• _What to do_
Show every line in the entries below where the word "Empty" appears.

• _Data under study_
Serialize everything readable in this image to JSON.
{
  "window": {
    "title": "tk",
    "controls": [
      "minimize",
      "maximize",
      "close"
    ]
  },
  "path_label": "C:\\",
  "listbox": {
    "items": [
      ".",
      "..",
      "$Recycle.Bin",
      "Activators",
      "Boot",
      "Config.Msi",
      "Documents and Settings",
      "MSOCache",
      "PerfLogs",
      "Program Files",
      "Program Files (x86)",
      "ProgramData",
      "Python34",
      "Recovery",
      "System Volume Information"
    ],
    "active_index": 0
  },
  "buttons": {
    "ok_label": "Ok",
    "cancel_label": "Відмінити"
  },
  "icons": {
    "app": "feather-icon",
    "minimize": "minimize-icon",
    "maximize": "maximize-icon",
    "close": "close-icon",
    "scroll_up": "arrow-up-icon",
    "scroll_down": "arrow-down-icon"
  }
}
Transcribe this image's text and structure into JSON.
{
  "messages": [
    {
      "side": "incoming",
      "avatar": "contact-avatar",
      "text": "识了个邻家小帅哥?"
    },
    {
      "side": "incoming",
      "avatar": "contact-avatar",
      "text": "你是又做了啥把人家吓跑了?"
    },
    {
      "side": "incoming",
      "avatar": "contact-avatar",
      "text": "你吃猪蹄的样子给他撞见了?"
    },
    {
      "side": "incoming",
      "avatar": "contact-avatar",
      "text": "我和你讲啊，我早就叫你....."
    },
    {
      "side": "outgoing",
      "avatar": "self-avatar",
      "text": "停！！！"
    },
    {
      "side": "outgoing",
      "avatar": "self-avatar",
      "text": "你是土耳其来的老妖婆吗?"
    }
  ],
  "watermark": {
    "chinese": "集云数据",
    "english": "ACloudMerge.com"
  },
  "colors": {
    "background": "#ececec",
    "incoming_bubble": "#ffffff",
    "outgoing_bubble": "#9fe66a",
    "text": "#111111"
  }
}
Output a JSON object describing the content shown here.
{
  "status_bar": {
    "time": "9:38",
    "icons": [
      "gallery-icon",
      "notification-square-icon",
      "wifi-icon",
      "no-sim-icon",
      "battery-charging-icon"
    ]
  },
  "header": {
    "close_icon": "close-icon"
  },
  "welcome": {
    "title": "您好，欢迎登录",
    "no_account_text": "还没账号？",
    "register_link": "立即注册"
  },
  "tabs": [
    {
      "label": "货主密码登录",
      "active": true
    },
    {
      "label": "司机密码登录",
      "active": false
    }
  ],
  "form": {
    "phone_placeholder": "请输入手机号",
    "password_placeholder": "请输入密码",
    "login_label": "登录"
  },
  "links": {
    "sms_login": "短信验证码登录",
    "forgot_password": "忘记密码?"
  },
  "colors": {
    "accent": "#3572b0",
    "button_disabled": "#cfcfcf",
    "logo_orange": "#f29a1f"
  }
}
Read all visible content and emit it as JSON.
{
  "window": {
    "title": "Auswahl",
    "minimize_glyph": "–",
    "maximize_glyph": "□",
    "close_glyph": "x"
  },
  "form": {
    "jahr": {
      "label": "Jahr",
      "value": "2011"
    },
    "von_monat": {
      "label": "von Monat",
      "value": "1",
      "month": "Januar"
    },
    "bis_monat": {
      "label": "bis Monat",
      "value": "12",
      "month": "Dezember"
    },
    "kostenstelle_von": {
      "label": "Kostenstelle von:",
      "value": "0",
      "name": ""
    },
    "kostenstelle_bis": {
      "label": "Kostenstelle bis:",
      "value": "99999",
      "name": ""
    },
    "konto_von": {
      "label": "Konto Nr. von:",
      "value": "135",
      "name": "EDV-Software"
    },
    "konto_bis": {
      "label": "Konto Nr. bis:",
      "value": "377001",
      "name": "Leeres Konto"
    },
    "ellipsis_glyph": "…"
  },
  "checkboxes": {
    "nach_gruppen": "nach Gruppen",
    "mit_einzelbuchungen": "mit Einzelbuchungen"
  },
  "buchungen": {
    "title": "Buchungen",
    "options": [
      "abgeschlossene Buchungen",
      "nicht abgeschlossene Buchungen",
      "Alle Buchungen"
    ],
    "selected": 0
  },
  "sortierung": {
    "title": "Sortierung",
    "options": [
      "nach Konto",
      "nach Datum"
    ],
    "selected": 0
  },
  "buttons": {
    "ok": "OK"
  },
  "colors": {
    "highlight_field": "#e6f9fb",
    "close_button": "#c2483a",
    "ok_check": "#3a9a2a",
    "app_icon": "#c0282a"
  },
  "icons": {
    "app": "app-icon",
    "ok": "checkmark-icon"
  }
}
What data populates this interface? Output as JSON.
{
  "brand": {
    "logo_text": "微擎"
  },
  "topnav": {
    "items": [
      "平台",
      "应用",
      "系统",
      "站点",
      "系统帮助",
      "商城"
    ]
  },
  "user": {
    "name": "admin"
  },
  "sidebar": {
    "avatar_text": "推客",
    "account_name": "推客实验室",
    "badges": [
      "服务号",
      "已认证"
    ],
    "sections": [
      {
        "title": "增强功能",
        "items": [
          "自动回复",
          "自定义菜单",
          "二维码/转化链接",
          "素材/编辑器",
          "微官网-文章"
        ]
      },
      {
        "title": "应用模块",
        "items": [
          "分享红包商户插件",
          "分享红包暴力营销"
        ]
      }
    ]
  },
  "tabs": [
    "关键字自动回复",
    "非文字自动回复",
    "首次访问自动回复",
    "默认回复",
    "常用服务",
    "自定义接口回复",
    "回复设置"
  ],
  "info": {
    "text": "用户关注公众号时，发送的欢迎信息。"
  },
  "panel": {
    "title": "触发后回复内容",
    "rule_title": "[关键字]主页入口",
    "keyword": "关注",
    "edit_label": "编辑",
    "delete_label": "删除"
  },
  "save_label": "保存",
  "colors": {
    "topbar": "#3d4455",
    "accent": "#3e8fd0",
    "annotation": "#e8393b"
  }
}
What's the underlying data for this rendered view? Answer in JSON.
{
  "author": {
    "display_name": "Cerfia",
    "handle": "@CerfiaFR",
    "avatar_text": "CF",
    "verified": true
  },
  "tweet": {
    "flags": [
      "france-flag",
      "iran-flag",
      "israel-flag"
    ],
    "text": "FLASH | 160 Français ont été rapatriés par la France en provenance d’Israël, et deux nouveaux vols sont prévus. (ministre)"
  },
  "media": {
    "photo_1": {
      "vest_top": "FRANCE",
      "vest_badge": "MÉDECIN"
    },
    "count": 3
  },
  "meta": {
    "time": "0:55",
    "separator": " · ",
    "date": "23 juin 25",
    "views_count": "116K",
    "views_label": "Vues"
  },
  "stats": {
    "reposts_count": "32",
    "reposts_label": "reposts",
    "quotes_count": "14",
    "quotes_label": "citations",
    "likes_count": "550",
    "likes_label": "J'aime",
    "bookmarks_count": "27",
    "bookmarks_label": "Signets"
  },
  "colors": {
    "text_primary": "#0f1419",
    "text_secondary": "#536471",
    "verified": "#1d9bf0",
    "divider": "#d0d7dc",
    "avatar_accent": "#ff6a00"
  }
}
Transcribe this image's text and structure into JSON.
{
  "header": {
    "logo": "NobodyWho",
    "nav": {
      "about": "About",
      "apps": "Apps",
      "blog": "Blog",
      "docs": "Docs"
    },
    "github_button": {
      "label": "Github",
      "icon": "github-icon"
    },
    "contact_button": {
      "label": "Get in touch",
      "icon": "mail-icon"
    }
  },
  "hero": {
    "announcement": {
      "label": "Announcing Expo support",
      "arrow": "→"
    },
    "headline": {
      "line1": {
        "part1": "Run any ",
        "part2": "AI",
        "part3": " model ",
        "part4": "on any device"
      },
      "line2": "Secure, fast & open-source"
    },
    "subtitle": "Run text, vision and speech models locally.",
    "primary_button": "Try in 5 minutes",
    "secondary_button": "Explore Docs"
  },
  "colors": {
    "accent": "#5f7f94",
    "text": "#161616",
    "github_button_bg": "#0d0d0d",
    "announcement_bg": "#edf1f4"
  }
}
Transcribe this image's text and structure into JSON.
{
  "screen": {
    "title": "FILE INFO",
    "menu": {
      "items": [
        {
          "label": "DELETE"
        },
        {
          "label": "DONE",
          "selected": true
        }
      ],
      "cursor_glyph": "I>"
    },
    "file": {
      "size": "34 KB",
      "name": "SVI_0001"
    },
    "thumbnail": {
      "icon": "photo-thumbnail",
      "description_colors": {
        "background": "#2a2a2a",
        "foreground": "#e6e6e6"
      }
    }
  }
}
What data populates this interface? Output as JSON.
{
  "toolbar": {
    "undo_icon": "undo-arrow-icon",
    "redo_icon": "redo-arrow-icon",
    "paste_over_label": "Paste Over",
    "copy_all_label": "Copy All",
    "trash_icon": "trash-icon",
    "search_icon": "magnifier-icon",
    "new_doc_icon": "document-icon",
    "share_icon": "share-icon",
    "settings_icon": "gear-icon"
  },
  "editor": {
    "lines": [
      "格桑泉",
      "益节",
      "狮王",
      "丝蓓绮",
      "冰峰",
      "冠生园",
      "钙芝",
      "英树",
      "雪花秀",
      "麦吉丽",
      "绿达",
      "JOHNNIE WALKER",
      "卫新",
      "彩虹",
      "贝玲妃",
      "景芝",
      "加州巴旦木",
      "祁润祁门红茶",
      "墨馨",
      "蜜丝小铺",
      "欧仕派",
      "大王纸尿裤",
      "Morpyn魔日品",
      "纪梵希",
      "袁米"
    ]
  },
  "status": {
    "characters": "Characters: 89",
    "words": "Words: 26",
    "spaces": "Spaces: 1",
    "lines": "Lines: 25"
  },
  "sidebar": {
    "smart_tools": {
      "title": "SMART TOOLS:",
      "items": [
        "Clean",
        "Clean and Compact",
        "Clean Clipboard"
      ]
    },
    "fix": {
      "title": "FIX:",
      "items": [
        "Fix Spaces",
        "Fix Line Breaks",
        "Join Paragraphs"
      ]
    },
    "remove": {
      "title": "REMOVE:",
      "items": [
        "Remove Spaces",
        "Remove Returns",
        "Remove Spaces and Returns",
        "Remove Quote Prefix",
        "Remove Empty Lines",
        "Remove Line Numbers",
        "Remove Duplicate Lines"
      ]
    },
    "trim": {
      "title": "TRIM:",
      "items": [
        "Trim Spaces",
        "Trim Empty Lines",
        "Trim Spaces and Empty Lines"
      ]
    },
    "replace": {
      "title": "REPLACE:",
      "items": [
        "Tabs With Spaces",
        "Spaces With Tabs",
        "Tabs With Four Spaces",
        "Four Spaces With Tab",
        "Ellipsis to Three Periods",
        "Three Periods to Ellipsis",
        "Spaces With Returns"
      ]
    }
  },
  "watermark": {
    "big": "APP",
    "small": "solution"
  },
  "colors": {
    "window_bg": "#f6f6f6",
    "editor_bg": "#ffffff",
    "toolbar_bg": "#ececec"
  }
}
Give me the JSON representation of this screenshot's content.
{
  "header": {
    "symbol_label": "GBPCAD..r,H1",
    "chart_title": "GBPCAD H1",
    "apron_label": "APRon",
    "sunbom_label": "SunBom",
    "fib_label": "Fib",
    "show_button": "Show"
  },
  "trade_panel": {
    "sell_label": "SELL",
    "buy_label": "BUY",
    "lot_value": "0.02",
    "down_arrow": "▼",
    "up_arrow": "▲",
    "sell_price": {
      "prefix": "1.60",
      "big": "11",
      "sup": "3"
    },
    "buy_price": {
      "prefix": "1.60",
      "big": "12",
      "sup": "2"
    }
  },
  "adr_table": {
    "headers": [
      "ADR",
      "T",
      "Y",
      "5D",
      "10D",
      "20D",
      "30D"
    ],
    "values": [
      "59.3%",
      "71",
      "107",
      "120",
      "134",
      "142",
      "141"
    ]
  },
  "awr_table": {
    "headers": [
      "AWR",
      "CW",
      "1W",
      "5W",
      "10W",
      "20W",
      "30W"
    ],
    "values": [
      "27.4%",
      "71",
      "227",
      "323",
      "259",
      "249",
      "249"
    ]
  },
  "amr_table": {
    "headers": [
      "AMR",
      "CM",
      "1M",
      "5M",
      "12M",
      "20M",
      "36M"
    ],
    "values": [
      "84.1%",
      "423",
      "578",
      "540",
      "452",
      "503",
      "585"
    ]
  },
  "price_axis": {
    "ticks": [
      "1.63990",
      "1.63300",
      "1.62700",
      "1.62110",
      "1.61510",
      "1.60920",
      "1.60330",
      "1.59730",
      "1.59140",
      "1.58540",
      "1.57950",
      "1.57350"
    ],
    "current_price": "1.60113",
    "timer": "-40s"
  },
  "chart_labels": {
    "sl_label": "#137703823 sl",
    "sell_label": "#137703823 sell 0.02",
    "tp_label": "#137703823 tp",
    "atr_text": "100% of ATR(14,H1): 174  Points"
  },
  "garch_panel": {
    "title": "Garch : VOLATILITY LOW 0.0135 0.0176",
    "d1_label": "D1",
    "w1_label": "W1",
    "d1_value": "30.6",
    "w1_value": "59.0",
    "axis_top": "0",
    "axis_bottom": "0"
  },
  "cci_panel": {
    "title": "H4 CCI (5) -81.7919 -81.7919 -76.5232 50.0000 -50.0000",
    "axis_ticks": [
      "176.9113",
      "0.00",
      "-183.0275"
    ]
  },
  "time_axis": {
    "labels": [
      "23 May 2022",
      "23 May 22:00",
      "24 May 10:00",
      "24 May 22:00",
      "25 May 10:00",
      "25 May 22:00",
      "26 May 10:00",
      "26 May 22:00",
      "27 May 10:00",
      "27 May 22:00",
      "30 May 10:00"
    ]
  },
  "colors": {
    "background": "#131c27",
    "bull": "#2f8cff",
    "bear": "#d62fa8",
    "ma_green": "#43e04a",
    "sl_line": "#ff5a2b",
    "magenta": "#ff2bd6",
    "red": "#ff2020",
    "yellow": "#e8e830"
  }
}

• _Response area_
        "Remove Empty Lines",
        "Trim Empty Lines",
        "Trim Spaces and Empty Lines"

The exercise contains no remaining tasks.